Human microbiota mouse models are an attractive, translational tool to evaluate the role of the intestinal microbiota in the pathology of obesity. However, germ-free mice lack translational value due to a lack of microbiota to foster complete host development. We hypothesized that, following antibiotic conditioning, a human microbiota could be successfully engrafted in conventionally housed mice to study its role in developing an obese host phenotype.


Donor fecal material from each of two obese or lean donors was given to mice (males & females) by a single oral gavage following antibiotic conditioning. Control mice that did not receive donor material were also included. Mice were fed normal chow, and weights were monitored over a 12-week follow-up. Microbiota composition was characterized by Illumina amplicon sequencing and insulin sensitivity and glucose tolerance were also tested.


Mice that received obese donor material gained more weight than those given lean donor material, independent of sex (ANOVA P ≤ 0.001). Furthermore, mice that received the obese donor material also showed disrupted glucose homeostasis, with obese male mice showing greater resistance to insulin (P = 0.033), while obese female mice showed decreased glucose tolerance (P = 0.013), relative to mice who received lean donor material. Significant differences were also observed in microbial community composition between obese and lean mice (ANOSIM R = 0.32, P < 0.001). Bacterial communities in lean mice were comprised of significantly greater relative abundances of Bacteroides, while obese mice had greater abundances of Enterobacter.

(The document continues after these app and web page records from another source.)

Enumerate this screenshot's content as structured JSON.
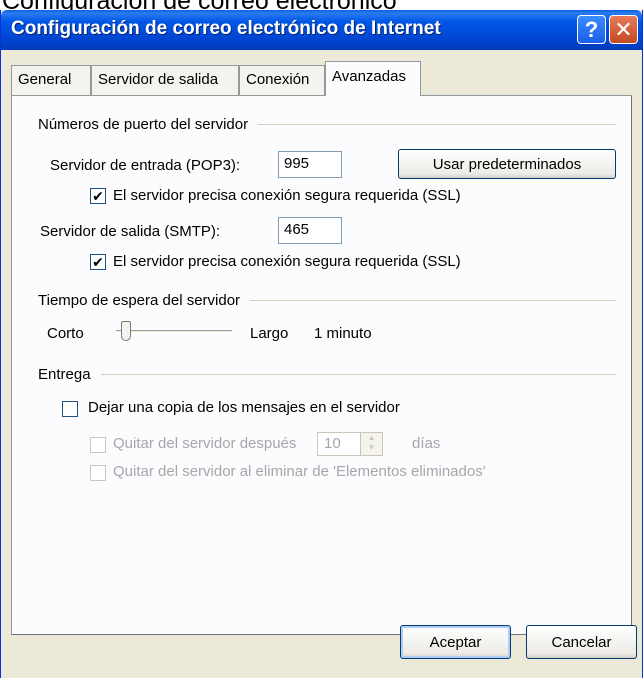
{
  "window": {
    "title": "Configuración de correo electrónico de Internet",
    "above_text": "Configuración de correo electrónico"
  },
  "tabs": [
    {
      "label": "General",
      "active": false
    },
    {
      "label": "Servidor de salida",
      "active": false
    },
    {
      "label": "Conexión",
      "active": false
    },
    {
      "label": "Avanzadas",
      "active": true
    }
  ],
  "ports": {
    "group_label": "Números de puerto del servidor",
    "incoming_label": "Servidor de entrada (POP3):",
    "incoming_value": "995",
    "defaults_button": "Usar predeterminados",
    "incoming_ssl_label": "El servidor precisa conexión segura requerida (SSL)",
    "incoming_ssl_checked": true,
    "outgoing_label": "Servidor de salida (SMTP):",
    "outgoing_value": "465",
    "outgoing_ssl_label": "El servidor precisa conexión segura requerida (SSL)",
    "outgoing_ssl_checked": true
  },
  "timeout": {
    "group_label": "Tiempo de espera del servidor",
    "short_label": "Corto",
    "long_label": "Largo",
    "value_label": "1 minuto",
    "slider_fraction": 0.05
  },
  "delivery": {
    "group_label": "Entrega",
    "leave_copy_label": "Dejar una copia de los mensajes en el servidor",
    "leave_copy_checked": false,
    "remove_after_label": "Quitar del servidor después",
    "remove_after_value": "10",
    "days_label": "días",
    "remove_deleted_label": "Quitar del servidor al eliminar de 'Elementos eliminados'"
  },
  "buttons": {
    "ok": "Aceptar",
    "cancel": "Cancelar"
  }
}
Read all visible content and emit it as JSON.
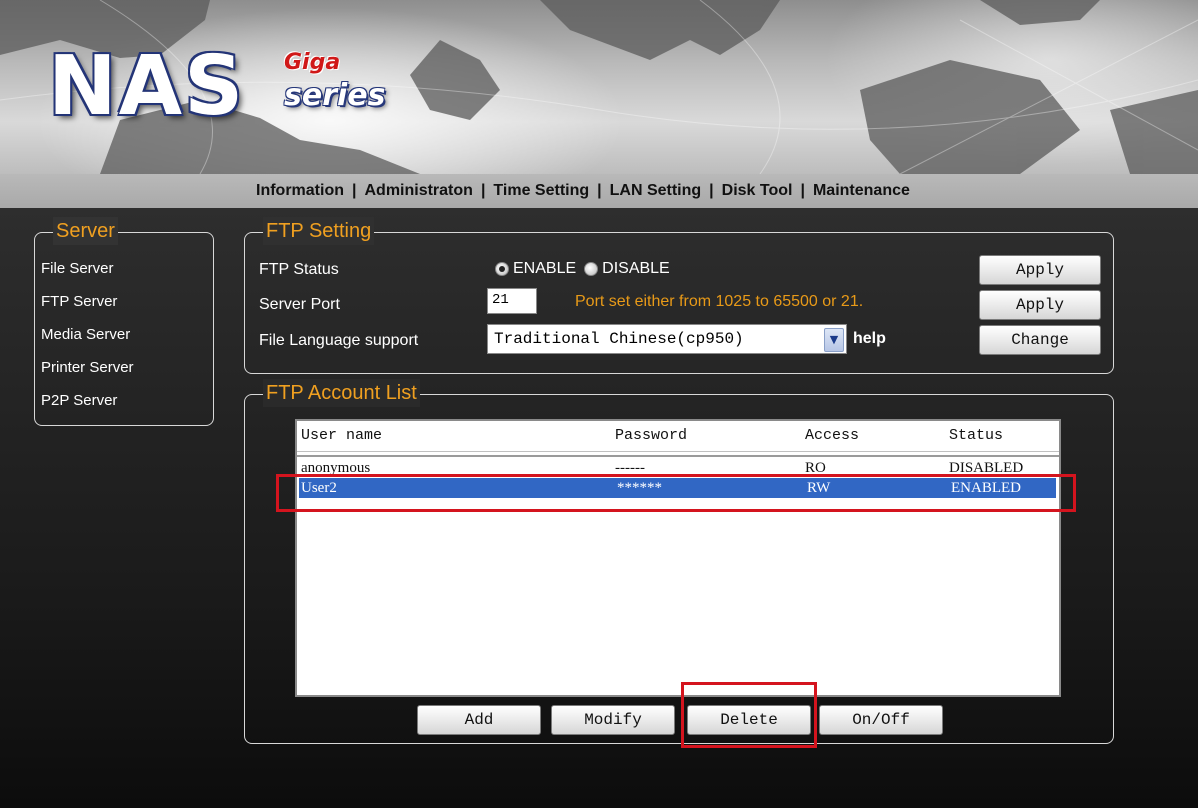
{
  "banner": {
    "logo_main": "NAS",
    "logo_giga": "Giga",
    "logo_series": "series"
  },
  "nav": {
    "items": [
      "Information",
      "Administraton",
      "Time Setting",
      "LAN Setting",
      "Disk Tool",
      "Maintenance"
    ],
    "separator": "|"
  },
  "sidebar": {
    "title": "Server",
    "items": [
      "File Server",
      "FTP Server",
      "Media Server",
      "Printer Server",
      "P2P Server"
    ]
  },
  "ftp_setting": {
    "title": "FTP Setting",
    "status_label": "FTP Status",
    "enable_label": "ENABLE",
    "disable_label": "DISABLE",
    "status_selected": "ENABLE",
    "port_label": "Server Port",
    "port_value": "21",
    "port_hint": "Port set either from 1025 to 65500 or 21.",
    "language_label": "File Language support",
    "language_value": "Traditional Chinese(cp950)",
    "help_label": "help",
    "apply_label": "Apply",
    "change_label": "Change"
  },
  "account_list": {
    "title": "FTP Account List",
    "columns": [
      "User name",
      "Password",
      "Access",
      "Status"
    ],
    "rows": [
      {
        "user": "anonymous",
        "password": "------",
        "access": "RO",
        "status": "DISABLED",
        "selected": false
      },
      {
        "user": "User2",
        "password": "******",
        "access": "RW",
        "status": "ENABLED",
        "selected": true
      }
    ],
    "buttons": {
      "add": "Add",
      "modify": "Modify",
      "delete": "Delete",
      "onoff": "On/Off"
    }
  },
  "colors": {
    "legend_orange": "#f0a020",
    "hint_orange": "#e89a18",
    "selection_blue": "#3167c4",
    "highlight_red": "#d4141e"
  }
}
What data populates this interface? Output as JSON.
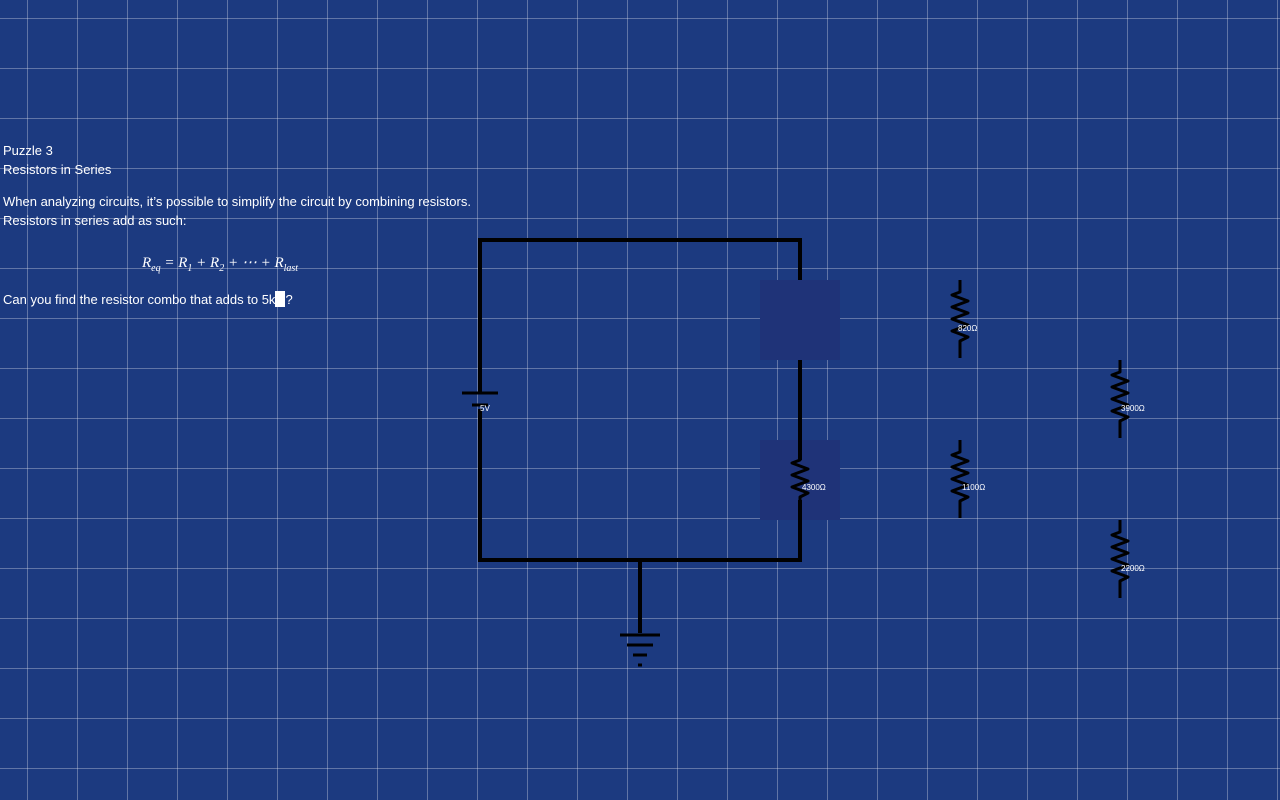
{
  "puzzle": {
    "title": "Puzzle 3",
    "subtitle": "Resistors in Series",
    "intro": "When analyzing circuits, it’s possible to simplify the circuit by combining resistors. Resistors in series add as such:",
    "question_before": "Can you find the resistor combo that adds to 5k",
    "question_after": "?"
  },
  "formula": {
    "lhs": "R",
    "lhs_sub": "eq",
    "t1": "R",
    "t1_sub": "1",
    "t2": "R",
    "t2_sub": "2",
    "dots": "⋯",
    "last": "R",
    "last_sub": "last"
  },
  "battery": {
    "label": "5V"
  },
  "placed_resistors": [
    {
      "value": "4300Ω"
    }
  ],
  "available_resistors": [
    {
      "value": "820Ω"
    },
    {
      "value": "1100Ω"
    },
    {
      "value": "3900Ω"
    },
    {
      "value": "2200Ω"
    }
  ],
  "colors": {
    "background": "#1c3a80",
    "grid": "#ffffff",
    "slot": "#1f3378",
    "wire": "#000000"
  }
}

The microbiota alone play a significant role in the progression of obesity and disrupted glucose homeostasis and may be a modifiable target for the management or treatment of obesity. Moreover, this model provides an accessible and translational model to mechanistically characterize the role of the intestinal microbiota in obesity, outside of a germ-free facility.